• _WHAT THE TASK ASKS_
Filter the lines below, keeping each one that holds "Choose".

========

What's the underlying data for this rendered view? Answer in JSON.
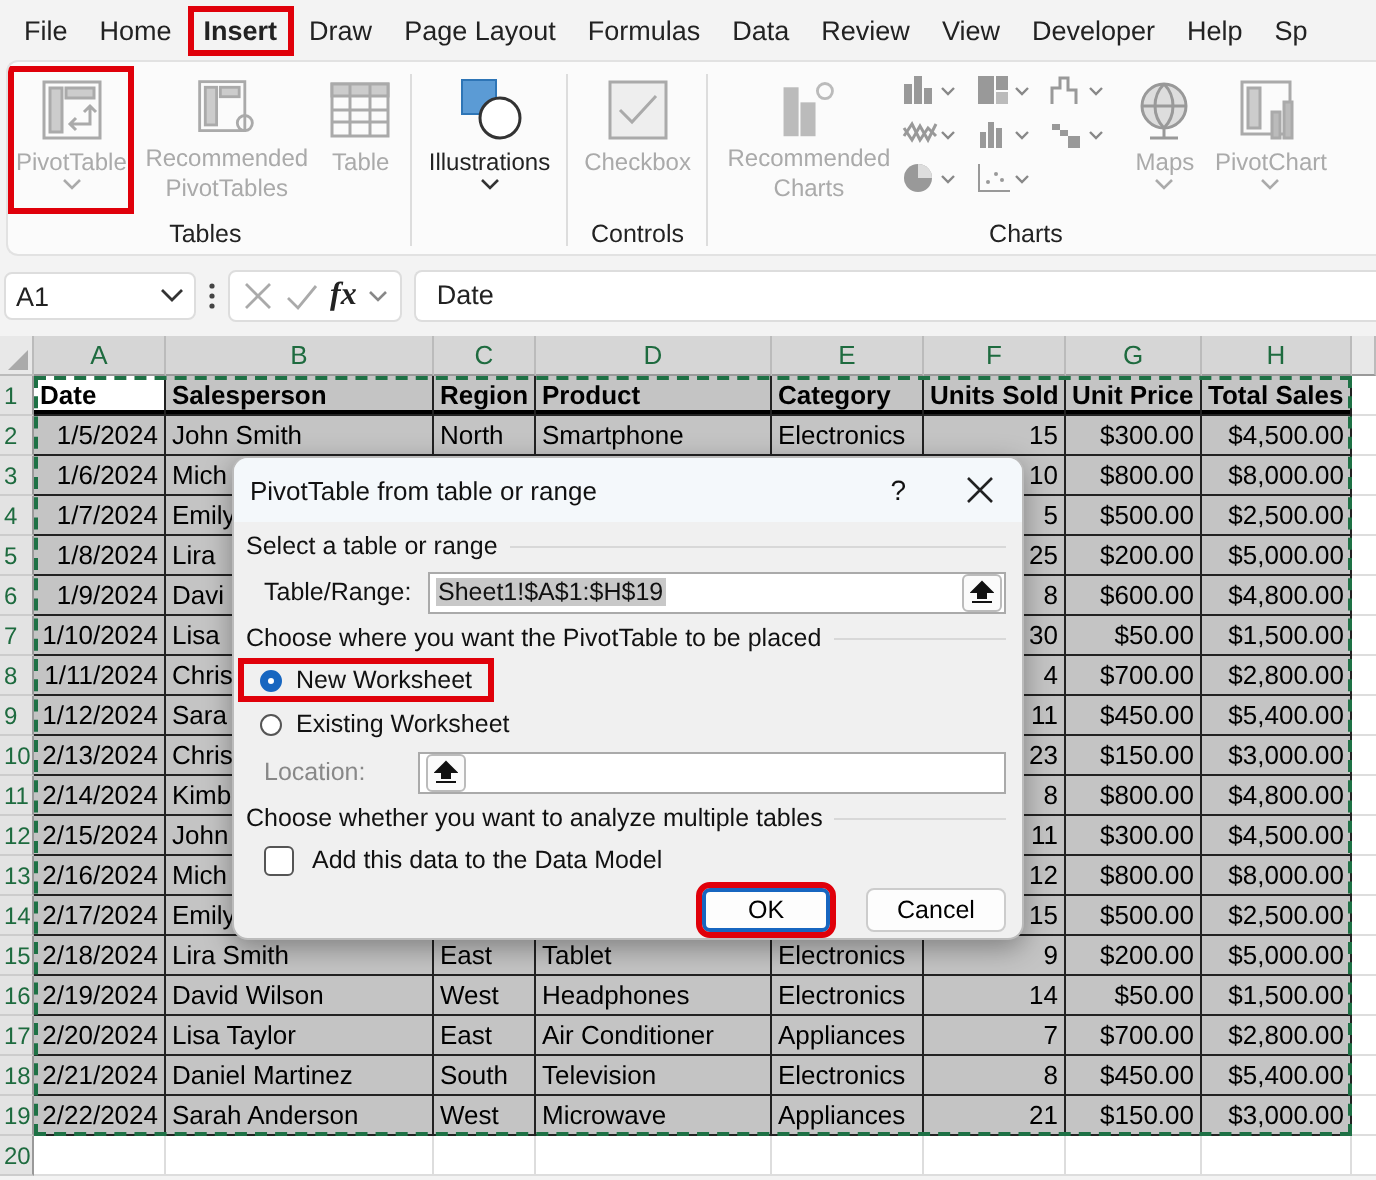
{
  "menu_tabs": [
    {
      "label": "File",
      "selected": false,
      "highlighted": false
    },
    {
      "label": "Home",
      "selected": false,
      "highlighted": false
    },
    {
      "label": "Insert",
      "selected": true,
      "highlighted": true
    },
    {
      "label": "Draw",
      "selected": false,
      "highlighted": false
    },
    {
      "label": "Page Layout",
      "selected": false,
      "highlighted": false
    },
    {
      "label": "Formulas",
      "selected": false,
      "highlighted": false
    },
    {
      "label": "Data",
      "selected": false,
      "highlighted": false
    },
    {
      "label": "Review",
      "selected": false,
      "highlighted": false
    },
    {
      "label": "View",
      "selected": false,
      "highlighted": false
    },
    {
      "label": "Developer",
      "selected": false,
      "highlighted": false
    },
    {
      "label": "Help",
      "selected": false,
      "highlighted": false
    },
    {
      "label": "Sp",
      "selected": false,
      "highlighted": false
    }
  ],
  "ribbon_groups": [
    {
      "label": "Tables",
      "buttons": [
        {
          "kind": "pivot",
          "label": "PivotTable",
          "disabled": true,
          "dropdown": true,
          "highlighted": true
        },
        {
          "kind": "recommend",
          "label": "Recommended PivotTables",
          "disabled": true,
          "dropdown": false,
          "highlighted": false
        },
        {
          "kind": "grid",
          "label": "Table",
          "disabled": true,
          "dropdown": false,
          "highlighted": false
        }
      ]
    },
    {
      "buttons": [
        {
          "kind": "shapes",
          "label": "Illustrations",
          "disabled": false,
          "dropdown": true,
          "highlighted": false
        }
      ]
    },
    {
      "label": "Controls",
      "buttons": [
        {
          "kind": "checkbox",
          "label": "Checkbox",
          "disabled": true,
          "dropdown": false,
          "highlighted": false
        }
      ]
    },
    {
      "label": "Charts",
      "buttons": [
        {
          "kind": "charts",
          "label": "Recommended Charts",
          "disabled": true,
          "dropdown": false,
          "highlighted": false
        },
        {
          "kind": "gallery"
        },
        {
          "kind": "globe",
          "label": "Maps",
          "disabled": true,
          "dropdown": true,
          "highlighted": false
        },
        {
          "kind": "pivotchart",
          "label": "PivotChart",
          "disabled": true,
          "dropdown": true,
          "highlighted": false
        }
      ]
    }
  ],
  "formula_bar": {
    "name_box": "A1",
    "function_label": "fx",
    "formula": "Date"
  },
  "sheet": {
    "columns": [
      "A",
      "B",
      "C",
      "D",
      "E",
      "F",
      "G",
      "H"
    ],
    "rows": [
      {
        "number": "1",
        "selected": true,
        "header": true,
        "cells": {
          "a": "Date",
          "b": "Salesperson",
          "c": "Region",
          "d": "Product",
          "e": "Category",
          "f": "Units Sold",
          "g": "Unit Price",
          "h": "Total Sales"
        }
      },
      {
        "number": "2",
        "selected": true,
        "header": false,
        "cells": {
          "a": "1/5/2024",
          "b": "John Smith",
          "c": "North",
          "d": "Smartphone",
          "e": "Electronics",
          "f": "15",
          "g": "$300.00",
          "h": "$4,500.00"
        }
      },
      {
        "number": "3",
        "selected": true,
        "header": false,
        "cells": {
          "a": "1/6/2024",
          "b": "Mich",
          "f": "10",
          "g": "$800.00",
          "h": "$8,000.00"
        }
      },
      {
        "number": "4",
        "selected": true,
        "header": false,
        "cells": {
          "a": "1/7/2024",
          "b": "Emily",
          "f": "5",
          "g": "$500.00",
          "h": "$2,500.00"
        }
      },
      {
        "number": "5",
        "selected": true,
        "header": false,
        "cells": {
          "a": "1/8/2024",
          "b": "Lira",
          "f": "25",
          "g": "$200.00",
          "h": "$5,000.00"
        }
      },
      {
        "number": "6",
        "selected": true,
        "header": false,
        "cells": {
          "a": "1/9/2024",
          "b": "Davi",
          "f": "8",
          "g": "$600.00",
          "h": "$4,800.00"
        }
      },
      {
        "number": "7",
        "selected": true,
        "header": false,
        "cells": {
          "a": "1/10/2024",
          "b": "Lisa",
          "f": "30",
          "g": "$50.00",
          "h": "$1,500.00"
        }
      },
      {
        "number": "8",
        "selected": true,
        "header": false,
        "cells": {
          "a": "1/11/2024",
          "b": "Chris",
          "f": "4",
          "g": "$700.00",
          "h": "$2,800.00"
        }
      },
      {
        "number": "9",
        "selected": true,
        "header": false,
        "cells": {
          "a": "1/12/2024",
          "b": "Sara",
          "f": "11",
          "g": "$450.00",
          "h": "$5,400.00"
        }
      },
      {
        "number": "10",
        "selected": true,
        "header": false,
        "cells": {
          "a": "2/13/2024",
          "b": "Chris",
          "f": "23",
          "g": "$150.00",
          "h": "$3,000.00"
        }
      },
      {
        "number": "11",
        "selected": true,
        "header": false,
        "cells": {
          "a": "2/14/2024",
          "b": "Kimb",
          "f": "8",
          "g": "$800.00",
          "h": "$4,800.00"
        }
      },
      {
        "number": "12",
        "selected": true,
        "header": false,
        "cells": {
          "a": "2/15/2024",
          "b": "John",
          "f": "11",
          "g": "$300.00",
          "h": "$4,500.00"
        }
      },
      {
        "number": "13",
        "selected": true,
        "header": false,
        "cells": {
          "a": "2/16/2024",
          "b": "Mich",
          "f": "12",
          "g": "$800.00",
          "h": "$8,000.00"
        }
      },
      {
        "number": "14",
        "selected": true,
        "header": false,
        "cells": {
          "a": "2/17/2024",
          "b": "Emily",
          "f": "15",
          "g": "$500.00",
          "h": "$2,500.00"
        }
      },
      {
        "number": "15",
        "selected": true,
        "header": false,
        "cells": {
          "a": "2/18/2024",
          "b": "Lira Smith",
          "c": "East",
          "d": "Tablet",
          "e": "Electronics",
          "f": "9",
          "g": "$200.00",
          "h": "$5,000.00"
        }
      },
      {
        "number": "16",
        "selected": true,
        "header": false,
        "cells": {
          "a": "2/19/2024",
          "b": "David Wilson",
          "c": "West",
          "d": "Headphones",
          "e": "Electronics",
          "f": "14",
          "g": "$50.00",
          "h": "$1,500.00"
        }
      },
      {
        "number": "17",
        "selected": true,
        "header": false,
        "cells": {
          "a": "2/20/2024",
          "b": "Lisa Taylor",
          "c": "East",
          "d": "Air Conditioner",
          "e": "Appliances",
          "f": "7",
          "g": "$700.00",
          "h": "$2,800.00"
        }
      },
      {
        "number": "18",
        "selected": true,
        "header": false,
        "cells": {
          "a": "2/21/2024",
          "b": "Daniel Martinez",
          "c": "South",
          "d": "Television",
          "e": "Electronics",
          "f": "8",
          "g": "$450.00",
          "h": "$5,400.00"
        }
      },
      {
        "number": "19",
        "selected": true,
        "header": false,
        "cells": {
          "a": "2/22/2024",
          "b": "Sarah Anderson",
          "c": "West",
          "d": "Microwave",
          "e": "Appliances",
          "f": "21",
          "g": "$150.00",
          "h": "$3,000.00"
        }
      },
      {
        "number": "20",
        "selected": false,
        "header": false,
        "cells": {}
      }
    ]
  },
  "dialog": {
    "title": "PivotTable from table or range",
    "help": "?",
    "section_source": "Select a table or range",
    "range_label": "Table/Range:",
    "range_value": "Sheet1!$A$1:$H$19",
    "section_place": "Choose where you want the PivotTable to be placed",
    "placements": [
      {
        "label": "New Worksheet",
        "selected": true,
        "highlighted": true
      },
      {
        "label": "Existing Worksheet",
        "selected": false,
        "highlighted": false
      }
    ],
    "location_label": "Location:",
    "location_disabled": true,
    "section_multi": "Choose whether you want to analyze multiple tables",
    "data_model": {
      "label": "Add this data to the Data Model",
      "checked": false
    },
    "buttons": [
      {
        "label": "OK",
        "default": true,
        "highlighted": true
      },
      {
        "label": "Cancel",
        "default": false,
        "highlighted": false
      }
    ]
  }
}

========

• _ANSWER BELOW_
    "section_place": "Choose where you want the PivotTable to be placed",
    "section_multi": "Choose whether you want to analyze multiple tables",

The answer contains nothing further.